Vietnam’s capital can’t boast the large-scale nightlife scene of Bangkok or even Singapore, but if intimate bars and bistros are your thing, you’ll be very happy in Hanoi. Tadioto, a favourite among Hanoi writers, artists, and other creative types, offers vintage bar furnishings in a minimally renovated colonial space near the Hotel Metropole and Grand Opera House.
For live music fans, CAMA ATK, on a quiet street in the Hai Ba Trung District, hosts local and international touring musicians and DJs in a rustic setting. In the posh West Lake District, Madake offers two different performance spaces, a white-brick upstairs bar, and a dungeon-like hall downstairs, for musical artists of flexible genres. Hanoi Rock City, in the same neighbourhood, boasts a larger music hall with a good sound system.
For high cuisine and live music all in one go, legendary Don’s Tay Ho in West Lake is the best choice. Internationally acclaimed Canadian chef Donald Berger, along with award-winning Vietnamese chef Nguyen Van Tu, offers a huge menu that spans everything from contemporary Vietnamese cuisine to wood-fired pizza, fresh oysters, and grilled steak. Bands perform at the open-air rooftop oyster bar. Don’s wine list is unparalleled in Vietnam, and the restaurant also offers an intimate Cuban cigar lounge.
As fine a place as any to stay is Cinnamon Cathedral Hotel (US$55 per night), which overlooks St. Joseph’s Cathedral in the Old Quarter.
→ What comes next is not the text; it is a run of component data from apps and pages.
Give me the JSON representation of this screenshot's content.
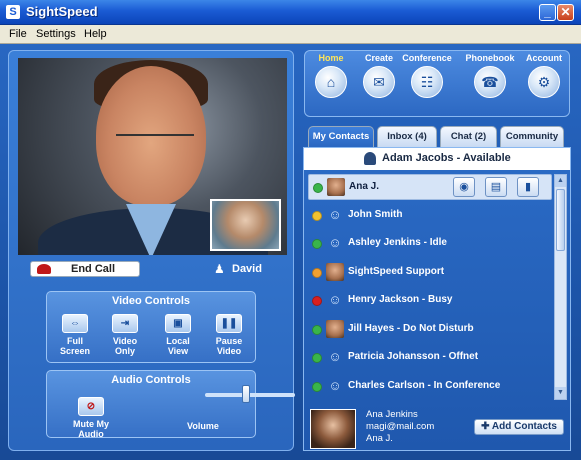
{
  "window": {
    "title": "SightSpeed",
    "minimize_glyph": "_",
    "close_glyph": "✕"
  },
  "menu": [
    "File",
    "Settings",
    "Help"
  ],
  "call": {
    "end_call_label": "End Call",
    "remote_name": "David"
  },
  "video_controls": {
    "title": "Video Controls",
    "buttons": [
      {
        "label": "Full Screen",
        "icon": "full-screen-icon"
      },
      {
        "label": "Video Only",
        "icon": "video-only-icon"
      },
      {
        "label": "Local View",
        "icon": "local-view-icon"
      },
      {
        "label": "Pause Video",
        "icon": "pause-video-icon"
      }
    ]
  },
  "audio_controls": {
    "title": "Audio Controls",
    "mute_label": "Mute My Audio",
    "volume_label": "Volume",
    "volume_level": 0.45
  },
  "nav": [
    {
      "label": "Home",
      "icon": "home-icon",
      "active": true
    },
    {
      "label": "Create",
      "icon": "create-icon",
      "active": false
    },
    {
      "label": "Conference",
      "icon": "conference-icon",
      "active": false
    },
    {
      "label": "Phonebook",
      "icon": "phonebook-icon",
      "active": false
    },
    {
      "label": "Account",
      "icon": "account-icon",
      "active": false
    }
  ],
  "tabs": [
    {
      "label": "My Contacts",
      "active": true
    },
    {
      "label": "Inbox (4)",
      "active": false
    },
    {
      "label": "Chat (2)",
      "active": false
    },
    {
      "label": "Community",
      "active": false
    }
  ],
  "me": {
    "status_line": "Adam Jacobs - Available"
  },
  "contacts": [
    {
      "name": "Ana J.",
      "status_color": "#39b54a",
      "avatar": true,
      "selected": true
    },
    {
      "name": "John Smith",
      "status_color": "#f2c230",
      "avatar": false,
      "selected": false
    },
    {
      "name": "Ashley Jenkins - Idle",
      "status_color": "#39b54a",
      "avatar": false,
      "selected": false
    },
    {
      "name": "SightSpeed Support",
      "status_color": "#f2a030",
      "avatar": true,
      "selected": false
    },
    {
      "name": "Henry Jackson - Busy",
      "status_color": "#d82020",
      "avatar": false,
      "selected": false
    },
    {
      "name": "Jill Hayes - Do Not Disturb",
      "status_color": "#39b54a",
      "avatar": true,
      "selected": false
    },
    {
      "name": "Patricia Johansson - Offnet",
      "status_color": "#39b54a",
      "avatar": false,
      "selected": false
    },
    {
      "name": "Charles Carlson - In Conference",
      "status_color": "#39b54a",
      "avatar": false,
      "selected": false
    }
  ],
  "selected_actions": [
    "video-call-icon",
    "contact-card-icon",
    "phonebook-book-icon"
  ],
  "profile": {
    "name": "Ana Jenkins",
    "email": "magi@mail.com",
    "alias": "Ana J."
  },
  "add_contacts_label": "Add Contacts"
}
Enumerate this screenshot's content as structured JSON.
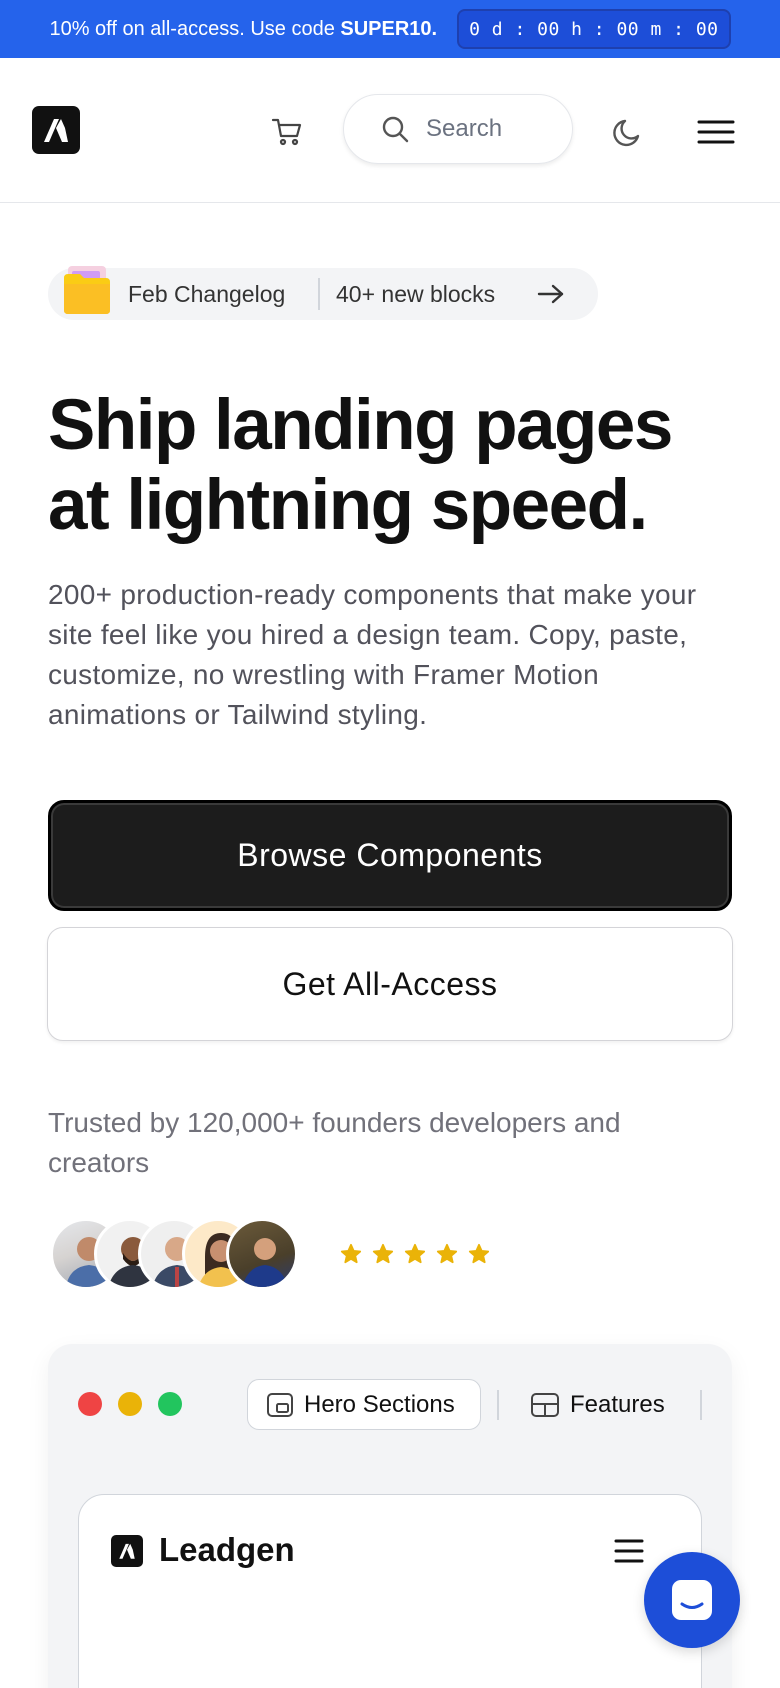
{
  "promo": {
    "text_prefix": "10% off on all-access. Use code ",
    "code": "SUPER10.",
    "timer": "0 d : 00 h : 00 m : 00"
  },
  "header": {
    "logo_icon": "brand-logo-icon",
    "cart_icon": "shopping-cart-icon",
    "search_placeholder": "Search",
    "theme_icon": "moon-icon",
    "menu_icon": "hamburger-menu-icon"
  },
  "changelog": {
    "label": "Feb Changelog",
    "detail": "40+ new blocks",
    "icon": "folder-icon",
    "arrow_icon": "arrow-right-icon"
  },
  "hero": {
    "headline_line1": "Ship landing pages",
    "headline_line2": "at lightning speed.",
    "subtext": "200+ production-ready components that make your site feel like you hired a design team. Copy, paste, customize, no wrestling with Framer Motion animations or Tailwind styling."
  },
  "buttons": {
    "primary": "Browse Components",
    "secondary": "Get All-Access"
  },
  "trust": {
    "text": "Trusted by 120,000+ founders developers and creators",
    "rating_stars": 5,
    "star_color": "#eab308"
  },
  "preview": {
    "tabs": [
      {
        "label": "Hero Sections",
        "icon": "hero-section-icon",
        "active": true
      },
      {
        "label": "Features",
        "icon": "features-layout-icon",
        "active": false
      }
    ],
    "window_dots": [
      "#ef4444",
      "#eab308",
      "#22c55e"
    ],
    "inner_brand": "Leadgen"
  },
  "colors": {
    "accent": "#2563eb",
    "chat_bubble": "#1d4ed8"
  }
}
Opened in late 2015, the hotel features quiet, well-maintained rooms and a warm, friendly staff.
Cinnamon Cathedral Hotel
38 Autrieu, Hoan Kiem | Tel +84439386761 | cinnamonhotel.net
Don’s Tay Ho
No 16 Quang An Road, Tay Ho | Tel +84437192828 | dons-bistro.com
Hanoi Street Food
24B Tong Dan Street | Tel +84466809124
73A Mai Hac De | Tel +84913524658
Xuan Dieu, Quang An, Tay Ho | Tel +84462766665
Hanoi Rock City
27/52 To Ngoc Van, Tay Ho | Tel +84943571984